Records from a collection
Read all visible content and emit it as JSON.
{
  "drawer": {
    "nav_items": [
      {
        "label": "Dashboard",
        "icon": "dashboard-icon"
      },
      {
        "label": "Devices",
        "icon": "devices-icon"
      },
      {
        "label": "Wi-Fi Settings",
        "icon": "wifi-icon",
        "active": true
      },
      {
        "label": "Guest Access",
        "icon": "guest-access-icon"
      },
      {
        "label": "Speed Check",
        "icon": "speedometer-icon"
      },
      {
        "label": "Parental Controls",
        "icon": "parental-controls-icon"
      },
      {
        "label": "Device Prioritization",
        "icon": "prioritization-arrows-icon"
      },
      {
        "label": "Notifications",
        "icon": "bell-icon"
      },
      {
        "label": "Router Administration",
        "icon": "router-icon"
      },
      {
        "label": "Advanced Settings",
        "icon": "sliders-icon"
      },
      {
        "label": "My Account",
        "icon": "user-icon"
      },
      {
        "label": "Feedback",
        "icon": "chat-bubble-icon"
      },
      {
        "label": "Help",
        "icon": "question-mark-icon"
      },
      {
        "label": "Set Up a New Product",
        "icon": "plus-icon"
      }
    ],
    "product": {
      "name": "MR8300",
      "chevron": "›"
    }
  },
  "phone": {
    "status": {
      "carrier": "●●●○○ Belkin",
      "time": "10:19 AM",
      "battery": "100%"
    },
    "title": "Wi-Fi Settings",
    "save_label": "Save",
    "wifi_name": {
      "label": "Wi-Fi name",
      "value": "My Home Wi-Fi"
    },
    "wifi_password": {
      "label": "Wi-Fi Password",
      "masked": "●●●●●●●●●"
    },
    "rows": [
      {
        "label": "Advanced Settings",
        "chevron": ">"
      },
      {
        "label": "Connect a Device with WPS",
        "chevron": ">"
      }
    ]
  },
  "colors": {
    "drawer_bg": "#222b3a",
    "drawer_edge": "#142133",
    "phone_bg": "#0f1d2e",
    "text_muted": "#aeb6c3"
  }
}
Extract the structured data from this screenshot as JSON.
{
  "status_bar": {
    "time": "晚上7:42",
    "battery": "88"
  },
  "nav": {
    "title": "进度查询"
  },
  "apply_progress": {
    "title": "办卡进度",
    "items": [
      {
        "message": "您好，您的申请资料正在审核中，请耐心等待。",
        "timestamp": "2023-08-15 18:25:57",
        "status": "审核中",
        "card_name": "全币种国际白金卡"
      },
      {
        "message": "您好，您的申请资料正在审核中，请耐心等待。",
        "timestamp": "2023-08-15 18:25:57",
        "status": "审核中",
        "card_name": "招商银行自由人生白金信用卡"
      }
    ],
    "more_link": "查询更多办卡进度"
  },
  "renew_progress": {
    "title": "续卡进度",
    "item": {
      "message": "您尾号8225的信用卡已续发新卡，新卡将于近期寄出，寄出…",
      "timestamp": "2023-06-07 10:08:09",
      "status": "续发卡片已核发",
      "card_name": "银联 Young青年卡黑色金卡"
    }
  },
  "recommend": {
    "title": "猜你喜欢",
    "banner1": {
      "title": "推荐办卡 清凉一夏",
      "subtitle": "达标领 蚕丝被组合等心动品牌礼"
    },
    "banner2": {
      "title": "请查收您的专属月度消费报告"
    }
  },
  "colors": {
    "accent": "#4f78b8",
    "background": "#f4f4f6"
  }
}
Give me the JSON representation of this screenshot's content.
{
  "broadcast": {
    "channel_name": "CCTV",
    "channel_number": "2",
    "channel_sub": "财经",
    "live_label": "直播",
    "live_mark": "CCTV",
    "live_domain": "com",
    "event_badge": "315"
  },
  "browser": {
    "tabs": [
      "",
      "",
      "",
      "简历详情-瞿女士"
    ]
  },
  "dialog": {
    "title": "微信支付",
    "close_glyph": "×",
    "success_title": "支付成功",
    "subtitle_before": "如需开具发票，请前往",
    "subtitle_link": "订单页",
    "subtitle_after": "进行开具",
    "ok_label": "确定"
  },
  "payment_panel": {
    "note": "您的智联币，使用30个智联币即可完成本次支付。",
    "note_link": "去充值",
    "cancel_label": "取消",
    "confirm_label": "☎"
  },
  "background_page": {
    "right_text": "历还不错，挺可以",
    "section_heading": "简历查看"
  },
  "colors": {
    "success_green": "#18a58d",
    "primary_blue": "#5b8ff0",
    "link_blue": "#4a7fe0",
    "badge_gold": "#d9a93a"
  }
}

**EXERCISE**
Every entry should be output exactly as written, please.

**WRITTEN RESPONSE**
Read all visible content and emit it as JSON.
{
  "drawer": {
    "nav_items": [
      {
        "label": "Dashboard",
        "icon": "dashboard-icon"
      },
      {
        "label": "Devices",
        "icon": "devices-icon"
      },
      {
        "label": "Wi-Fi Settings",
        "icon": "wifi-icon",
        "active": true
      },
      {
        "label": "Guest Access",
        "icon": "guest-access-icon"
      },
      {
        "label": "Speed Check",
        "icon": "speedometer-icon"
      },
      {
        "label": "Parental Controls",
        "icon": "parental-controls-icon"
      },
      {
        "label": "Device Prioritization",
        "icon": "prioritization-arrows-icon"
      },
      {
        "label": "Notifications",
        "icon": "bell-icon"
      },
      {
        "label": "Router Administration",
        "icon": "router-icon"
      },
      {
        "label": "Advanced Settings",
        "icon": "sliders-icon"
      },
      {
        "label": "My Account",
        "icon": "user-icon"
      },
      {
        "label": "Feedback",
        "icon": "chat-bubble-icon"
      },
      {
        "label": "Help",
        "icon": "question-mark-icon"
      },
      {
        "label": "Set Up a New Product",
        "icon": "plus-icon"
      }
    ],
    "product": {
      "name": "MR8300",
      "chevron": "›"
    }
  },
  "phone": {
    "status": {
      "carrier": "●●●○○ Belkin",
      "time": "10:19 AM",
      "battery": "100%"
    },
    "title": "Wi-Fi Settings",
    "save_label": "Save",
    "wifi_name": {
      "label": "Wi-Fi name",
      "value": "My Home Wi-Fi"
    },
    "wifi_password": {
      "label": "Wi-Fi Password",
      "masked": "●●●●●●●●●"
    },
    "rows": [
      {
        "label": "Advanced Settings",
        "chevron": ">"
      },
      {
        "label": "Connect a Device with WPS",
        "chevron": ">"
      }
    ]
  },
  "colors": {
    "drawer_bg": "#222b3a",
    "drawer_edge": "#142133",
    "phone_bg": "#0f1d2e",
    "text_muted": "#aeb6c3"
  }
}
Extract the structured data from this screenshot as JSON.
{
  "status_bar": {
    "time": "晚上7:42",
    "battery": "88"
  },
  "nav": {
    "title": "进度查询"
  },
  "apply_progress": {
    "title": "办卡进度",
    "items": [
      {
        "message": "您好，您的申请资料正在审核中，请耐心等待。",
        "timestamp": "2023-08-15 18:25:57",
        "status": "审核中",
        "card_name": "全币种国际白金卡"
      },
      {
        "message": "您好，您的申请资料正在审核中，请耐心等待。",
        "timestamp": "2023-08-15 18:25:57",
        "status": "审核中",
        "card_name": "招商银行自由人生白金信用卡"
      }
    ],
    "more_link": "查询更多办卡进度"
  },
  "renew_progress": {
    "title": "续卡进度",
    "item": {
      "message": "您尾号8225的信用卡已续发新卡，新卡将于近期寄出，寄出…",
      "timestamp": "2023-06-07 10:08:09",
      "status": "续发卡片已核发",
      "card_name": "银联 Young青年卡黑色金卡"
    }
  },
  "recommend": {
    "title": "猜你喜欢",
    "banner1": {
      "title": "推荐办卡 清凉一夏",
      "subtitle": "达标领 蚕丝被组合等心动品牌礼"
    },
    "banner2": {
      "title": "请查收您的专属月度消费报告"
    }
  },
  "colors": {
    "accent": "#4f78b8",
    "background": "#f4f4f6"
  }
}
Give me the JSON representation of this screenshot's content.
{
  "broadcast": {
    "channel_name": "CCTV",
    "channel_number": "2",
    "channel_sub": "财经",
    "live_label": "直播",
    "live_mark": "CCTV",
    "live_domain": "com",
    "event_badge": "315"
  },
  "browser": {
    "tabs": [
      "",
      "",
      "",
      "简历详情-瞿女士"
    ]
  },
  "dialog": {
    "title": "微信支付",
    "close_glyph": "×",
    "success_title": "支付成功",
    "subtitle_before": "如需开具发票，请前往",
    "subtitle_link": "订单页",
    "subtitle_after": "进行开具",
    "ok_label": "确定"
  },
  "payment_panel": {
    "note": "您的智联币，使用30个智联币即可完成本次支付。",
    "note_link": "去充值",
    "cancel_label": "取消",
    "confirm_label": "☎"
  },
  "background_page": {
    "right_text": "历还不错，挺可以",
    "section_heading": "简历查看"
  },
  "colors": {
    "success_green": "#18a58d",
    "primary_blue": "#5b8ff0",
    "link_blue": "#4a7fe0",
    "badge_gold": "#d9a93a"
  }
}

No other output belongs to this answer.